Red State (9/29/08)

Obama: “Can You Believe that McCain Won’t Even Engage in Class Warfare?”

The class warfare worldview of the Democrat nominee for President was on full display Saturday in North Carolina, when the freshman Senator from Illinois said:

But just as important as what we heard from John McCain was what we didn’t hear.

The truth is, through 90 minutes of debating, John McCain had a lot to say about me, but he had nothing to say about you. He didn’t even say the words ‘middle class’ — not once.” [Ed.- For the record, Obama himself said the words “middle class” three times in the debate.]

That’s right — McCain didn’t say “Middle Class” in the debate — nor did he say “Upper” or “Lower” class.

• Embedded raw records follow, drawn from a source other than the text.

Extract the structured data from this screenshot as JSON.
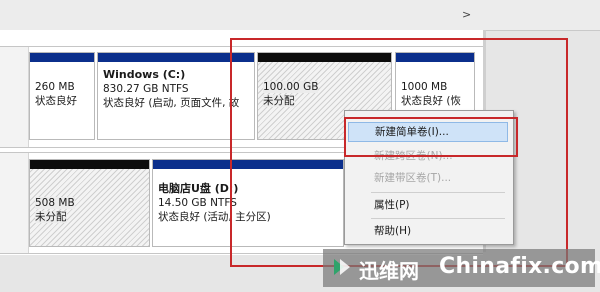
{
  "toolbar": {
    "scroll_arrow": ">"
  },
  "disk1": {
    "partitions": [
      {
        "size": "260 MB",
        "status": "状态良好"
      },
      {
        "title": "Windows  (C:)",
        "size": "830.27 GB NTFS",
        "status": "状态良好 (启动, 页面文件, 故"
      },
      {
        "size": "100.00 GB",
        "status": "未分配"
      },
      {
        "size": "1000 MB",
        "status": "状态良好 (恢"
      }
    ]
  },
  "disk2": {
    "partitions": [
      {
        "size": "508 MB",
        "status": "未分配"
      },
      {
        "title": "电脑店U盘  (D:)",
        "size": "14.50 GB NTFS",
        "status": "状态良好 (活动, 主分区)"
      }
    ]
  },
  "context_menu": {
    "items": [
      {
        "label": "新建简单卷(I)...",
        "enabled": true,
        "highlighted": true
      },
      {
        "label": "新建跨区卷(N)...",
        "enabled": false
      },
      {
        "label": "新建带区卷(T)...",
        "enabled": false
      },
      {
        "label": "属性(P)",
        "enabled": true
      },
      {
        "label": "帮助(H)",
        "enabled": true
      }
    ]
  },
  "watermark": {
    "cn": "迅维网",
    "en": "Chinafix.com"
  },
  "colors": {
    "partition_bar_primary": "#0b2f8c",
    "partition_bar_unallocated": "#0c0c0c",
    "highlight_box": "#c8282a",
    "menu_highlight": "#cfe3f8"
  }
}
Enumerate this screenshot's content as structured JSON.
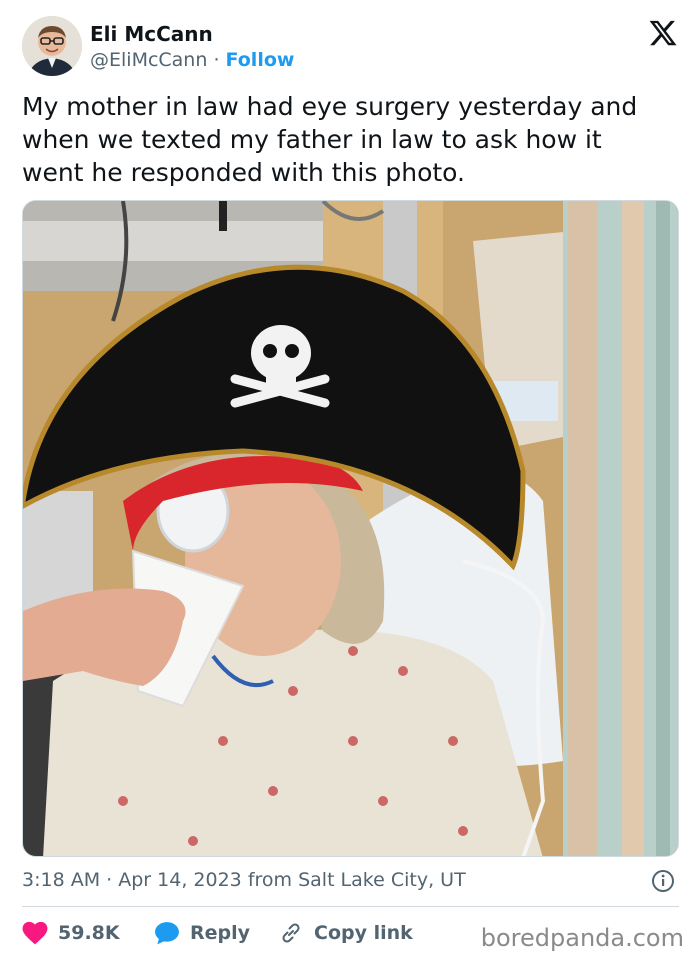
{
  "author": {
    "name": "Eli McCann",
    "handle": "@EliMcCann",
    "separator": "·",
    "follow_label": "Follow",
    "avatar_icon": "profile-photo"
  },
  "platform_icon": "x-logo",
  "tweet": {
    "text_lines": [
      "My mother in law had eye surgery yesterday and",
      "when we texted my father in law to ask how it",
      "went he responded with this photo."
    ]
  },
  "photo": {
    "description_icon": "hospital-pirate-hat-photo"
  },
  "meta": {
    "time": "3:18 AM",
    "separator": "·",
    "date": "Apr 14, 2023",
    "location": "from Salt Lake City, UT",
    "info_icon": "info-icon"
  },
  "actions": {
    "likes": "59.8K",
    "reply_label": "Reply",
    "copy_link_label": "Copy link"
  },
  "watermark": "boredpanda.com",
  "colors": {
    "accent": "#1d9bf0",
    "heart": "#f91880",
    "muted": "#536471",
    "text": "#0f1419"
  }
}
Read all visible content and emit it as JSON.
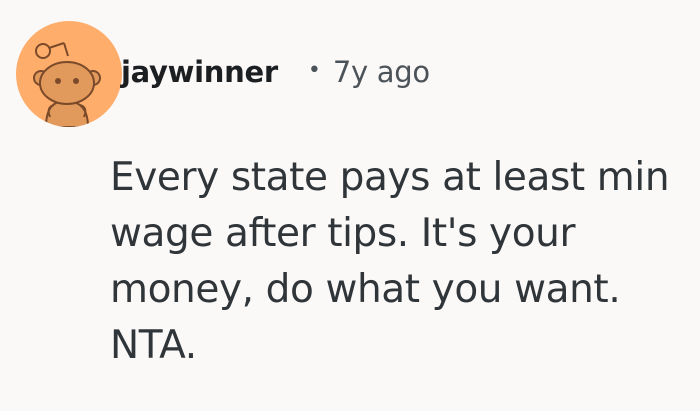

He also didn’t say “blacks,” or “homosexuals,” or any of those other nicely splintered groups and classes that Democrats love to cram people into for political purposes.

That people wouldn’t be looked at solely in terms of skin color, gender, sexuality, and/or income level, but as Americans, is as foreign to Obama and his fellow Democrats as ideas like “realistic foreign policy” and “national security” — which is to say, about as foreign as can be.

Racialicious: Stereotyping the Working Class

Racialicious (9/15/08)

Stereotyping the Working Class « Working-Class Perspectives

“The second problem is that the stereotype suggests that only working-class people are racist. But racism doesn’t recognize class borders. Some middle-class and elite people won’t vote for Obama because of his race, but nearly all of the commentary focuses on working-class racism. “